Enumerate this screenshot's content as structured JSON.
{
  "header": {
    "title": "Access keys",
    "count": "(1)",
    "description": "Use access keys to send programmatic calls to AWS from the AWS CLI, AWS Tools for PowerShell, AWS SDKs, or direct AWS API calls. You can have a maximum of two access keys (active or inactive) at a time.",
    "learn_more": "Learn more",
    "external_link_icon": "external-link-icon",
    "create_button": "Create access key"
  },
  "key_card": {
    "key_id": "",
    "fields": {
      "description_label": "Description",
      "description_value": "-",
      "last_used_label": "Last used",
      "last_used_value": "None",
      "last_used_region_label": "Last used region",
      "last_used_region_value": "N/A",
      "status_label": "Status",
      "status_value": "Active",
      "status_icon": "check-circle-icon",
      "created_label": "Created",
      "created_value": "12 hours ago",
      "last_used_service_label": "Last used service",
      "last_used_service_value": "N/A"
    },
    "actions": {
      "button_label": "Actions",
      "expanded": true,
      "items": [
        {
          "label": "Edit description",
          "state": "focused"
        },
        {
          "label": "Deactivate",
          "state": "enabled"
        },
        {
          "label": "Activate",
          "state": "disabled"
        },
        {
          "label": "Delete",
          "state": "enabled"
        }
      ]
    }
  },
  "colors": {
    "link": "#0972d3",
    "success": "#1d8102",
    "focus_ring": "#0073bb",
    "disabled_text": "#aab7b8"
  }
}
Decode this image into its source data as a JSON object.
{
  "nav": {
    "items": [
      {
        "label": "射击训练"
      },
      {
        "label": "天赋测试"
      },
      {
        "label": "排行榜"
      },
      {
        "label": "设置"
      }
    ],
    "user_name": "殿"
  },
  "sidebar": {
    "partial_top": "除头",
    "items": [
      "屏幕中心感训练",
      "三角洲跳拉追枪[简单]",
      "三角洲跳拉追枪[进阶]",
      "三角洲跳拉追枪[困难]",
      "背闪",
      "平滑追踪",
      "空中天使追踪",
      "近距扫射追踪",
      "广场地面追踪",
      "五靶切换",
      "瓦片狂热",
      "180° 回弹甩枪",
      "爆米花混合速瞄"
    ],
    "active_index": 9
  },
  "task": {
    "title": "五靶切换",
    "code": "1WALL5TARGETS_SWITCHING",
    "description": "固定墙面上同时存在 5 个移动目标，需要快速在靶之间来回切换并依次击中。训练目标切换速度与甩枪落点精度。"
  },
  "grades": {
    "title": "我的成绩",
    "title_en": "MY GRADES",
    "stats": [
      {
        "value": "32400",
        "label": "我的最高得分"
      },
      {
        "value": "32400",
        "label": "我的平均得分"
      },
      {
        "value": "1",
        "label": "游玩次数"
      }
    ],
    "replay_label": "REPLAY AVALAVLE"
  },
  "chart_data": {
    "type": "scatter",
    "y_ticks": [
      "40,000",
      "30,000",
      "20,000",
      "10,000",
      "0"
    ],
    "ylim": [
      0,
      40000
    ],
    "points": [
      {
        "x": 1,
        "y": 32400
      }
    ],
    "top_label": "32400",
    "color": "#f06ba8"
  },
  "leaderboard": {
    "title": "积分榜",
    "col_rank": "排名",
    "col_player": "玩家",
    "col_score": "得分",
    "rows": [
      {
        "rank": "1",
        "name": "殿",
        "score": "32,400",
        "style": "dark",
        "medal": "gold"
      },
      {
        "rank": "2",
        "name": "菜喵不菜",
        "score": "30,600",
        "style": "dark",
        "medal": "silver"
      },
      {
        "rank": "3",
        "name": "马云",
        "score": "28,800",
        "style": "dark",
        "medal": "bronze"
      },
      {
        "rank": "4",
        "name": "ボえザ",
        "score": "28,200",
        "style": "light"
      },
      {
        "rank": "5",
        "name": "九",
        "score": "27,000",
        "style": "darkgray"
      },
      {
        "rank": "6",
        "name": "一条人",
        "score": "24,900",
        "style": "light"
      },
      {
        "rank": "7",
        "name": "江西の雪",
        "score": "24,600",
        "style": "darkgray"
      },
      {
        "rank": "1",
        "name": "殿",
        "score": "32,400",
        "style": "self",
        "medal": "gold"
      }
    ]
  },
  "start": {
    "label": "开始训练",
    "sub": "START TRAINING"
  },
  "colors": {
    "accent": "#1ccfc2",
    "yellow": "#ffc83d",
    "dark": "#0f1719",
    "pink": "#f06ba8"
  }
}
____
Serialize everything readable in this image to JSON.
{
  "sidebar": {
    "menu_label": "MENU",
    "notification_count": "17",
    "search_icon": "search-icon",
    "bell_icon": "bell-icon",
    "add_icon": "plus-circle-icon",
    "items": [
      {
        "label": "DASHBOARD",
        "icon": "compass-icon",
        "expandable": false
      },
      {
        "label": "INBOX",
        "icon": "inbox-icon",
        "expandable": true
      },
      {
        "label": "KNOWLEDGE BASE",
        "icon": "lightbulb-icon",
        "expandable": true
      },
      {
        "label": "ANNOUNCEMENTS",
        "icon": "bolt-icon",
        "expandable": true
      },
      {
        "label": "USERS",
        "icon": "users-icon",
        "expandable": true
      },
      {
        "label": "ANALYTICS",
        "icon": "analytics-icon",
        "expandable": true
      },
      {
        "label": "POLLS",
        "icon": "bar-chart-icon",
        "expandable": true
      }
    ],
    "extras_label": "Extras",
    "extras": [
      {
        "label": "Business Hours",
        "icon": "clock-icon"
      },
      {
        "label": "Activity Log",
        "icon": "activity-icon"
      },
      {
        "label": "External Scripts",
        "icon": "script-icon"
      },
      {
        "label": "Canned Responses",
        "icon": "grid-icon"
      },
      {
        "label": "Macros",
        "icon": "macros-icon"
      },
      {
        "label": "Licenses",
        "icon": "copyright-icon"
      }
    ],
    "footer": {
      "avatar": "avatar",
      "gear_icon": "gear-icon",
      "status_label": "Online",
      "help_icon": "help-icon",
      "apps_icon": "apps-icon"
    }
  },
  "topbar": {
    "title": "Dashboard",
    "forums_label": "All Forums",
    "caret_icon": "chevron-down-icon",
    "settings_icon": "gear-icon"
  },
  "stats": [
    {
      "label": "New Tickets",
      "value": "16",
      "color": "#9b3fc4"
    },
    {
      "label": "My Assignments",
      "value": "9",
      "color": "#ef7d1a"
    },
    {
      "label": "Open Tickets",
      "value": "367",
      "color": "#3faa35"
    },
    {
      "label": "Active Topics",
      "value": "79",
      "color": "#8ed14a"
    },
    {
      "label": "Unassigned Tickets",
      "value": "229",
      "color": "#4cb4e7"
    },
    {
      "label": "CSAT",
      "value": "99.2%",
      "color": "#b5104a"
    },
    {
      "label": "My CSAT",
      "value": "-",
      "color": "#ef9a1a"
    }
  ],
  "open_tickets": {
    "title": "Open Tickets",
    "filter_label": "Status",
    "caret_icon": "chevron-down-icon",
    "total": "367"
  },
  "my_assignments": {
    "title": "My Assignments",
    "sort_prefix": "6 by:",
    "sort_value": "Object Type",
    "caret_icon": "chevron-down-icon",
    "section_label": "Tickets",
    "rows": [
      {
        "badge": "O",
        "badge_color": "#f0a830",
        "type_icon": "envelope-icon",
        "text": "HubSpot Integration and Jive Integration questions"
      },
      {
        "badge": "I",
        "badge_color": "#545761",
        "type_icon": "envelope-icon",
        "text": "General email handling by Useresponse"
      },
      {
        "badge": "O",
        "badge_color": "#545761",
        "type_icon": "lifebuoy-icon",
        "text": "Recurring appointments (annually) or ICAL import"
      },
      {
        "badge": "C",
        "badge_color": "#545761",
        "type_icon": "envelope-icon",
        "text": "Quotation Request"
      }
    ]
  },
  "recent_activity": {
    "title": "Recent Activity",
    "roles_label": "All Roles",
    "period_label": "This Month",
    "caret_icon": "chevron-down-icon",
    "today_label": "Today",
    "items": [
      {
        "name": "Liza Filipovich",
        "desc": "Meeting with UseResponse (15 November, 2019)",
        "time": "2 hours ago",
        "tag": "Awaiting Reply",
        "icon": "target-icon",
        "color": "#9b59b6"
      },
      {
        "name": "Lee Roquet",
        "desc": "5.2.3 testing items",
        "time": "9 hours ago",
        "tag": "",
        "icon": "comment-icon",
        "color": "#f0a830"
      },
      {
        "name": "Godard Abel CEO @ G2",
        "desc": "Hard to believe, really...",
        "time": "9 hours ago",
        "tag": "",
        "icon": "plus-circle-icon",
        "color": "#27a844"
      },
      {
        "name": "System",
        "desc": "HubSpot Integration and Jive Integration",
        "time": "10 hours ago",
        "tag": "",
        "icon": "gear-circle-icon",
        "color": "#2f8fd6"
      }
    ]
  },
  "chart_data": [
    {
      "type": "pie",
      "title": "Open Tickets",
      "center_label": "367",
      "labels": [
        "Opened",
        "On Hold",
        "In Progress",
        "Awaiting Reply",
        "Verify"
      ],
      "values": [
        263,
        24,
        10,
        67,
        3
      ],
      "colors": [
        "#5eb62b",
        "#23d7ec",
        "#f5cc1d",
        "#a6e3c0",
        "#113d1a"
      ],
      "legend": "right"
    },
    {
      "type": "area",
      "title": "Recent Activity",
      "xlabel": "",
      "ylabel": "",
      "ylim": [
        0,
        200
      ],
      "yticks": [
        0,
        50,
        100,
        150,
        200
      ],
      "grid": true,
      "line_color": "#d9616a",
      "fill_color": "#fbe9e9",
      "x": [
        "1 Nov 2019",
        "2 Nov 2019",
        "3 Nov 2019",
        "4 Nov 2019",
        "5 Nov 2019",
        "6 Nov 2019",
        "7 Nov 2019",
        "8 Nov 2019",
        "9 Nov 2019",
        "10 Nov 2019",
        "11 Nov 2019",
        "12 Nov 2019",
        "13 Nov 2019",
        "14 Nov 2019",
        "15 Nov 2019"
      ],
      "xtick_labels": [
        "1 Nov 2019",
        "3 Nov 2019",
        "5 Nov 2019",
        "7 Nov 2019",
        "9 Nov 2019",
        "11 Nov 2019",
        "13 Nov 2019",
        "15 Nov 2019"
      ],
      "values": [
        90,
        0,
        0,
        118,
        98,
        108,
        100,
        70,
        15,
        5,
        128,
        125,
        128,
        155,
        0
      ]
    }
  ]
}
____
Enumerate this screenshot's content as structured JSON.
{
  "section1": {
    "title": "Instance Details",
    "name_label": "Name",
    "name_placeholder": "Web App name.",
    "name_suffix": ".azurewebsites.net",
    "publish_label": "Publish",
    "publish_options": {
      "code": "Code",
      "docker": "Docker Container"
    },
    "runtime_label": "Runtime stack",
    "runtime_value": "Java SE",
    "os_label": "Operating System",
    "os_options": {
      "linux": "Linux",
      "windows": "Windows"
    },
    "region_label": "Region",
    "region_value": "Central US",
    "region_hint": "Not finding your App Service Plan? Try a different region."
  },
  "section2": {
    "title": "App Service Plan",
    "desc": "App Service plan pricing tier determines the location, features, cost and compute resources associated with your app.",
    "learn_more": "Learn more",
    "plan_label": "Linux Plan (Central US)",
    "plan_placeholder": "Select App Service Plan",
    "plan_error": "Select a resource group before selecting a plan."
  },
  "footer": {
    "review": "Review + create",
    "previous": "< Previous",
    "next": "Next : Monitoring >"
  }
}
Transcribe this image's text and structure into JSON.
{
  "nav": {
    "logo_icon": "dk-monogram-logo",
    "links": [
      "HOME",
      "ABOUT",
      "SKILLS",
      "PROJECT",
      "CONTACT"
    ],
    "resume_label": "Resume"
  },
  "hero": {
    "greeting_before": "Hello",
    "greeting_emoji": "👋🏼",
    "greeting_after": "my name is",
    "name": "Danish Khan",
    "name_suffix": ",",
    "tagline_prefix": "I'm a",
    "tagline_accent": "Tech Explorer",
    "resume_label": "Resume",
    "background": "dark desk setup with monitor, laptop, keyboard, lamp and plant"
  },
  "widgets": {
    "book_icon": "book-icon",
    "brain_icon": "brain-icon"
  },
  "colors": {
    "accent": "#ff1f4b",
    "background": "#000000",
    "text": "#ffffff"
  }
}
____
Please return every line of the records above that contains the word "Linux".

      "linux": "Linux",
    "plan_label": "Linux Plan (Central US)",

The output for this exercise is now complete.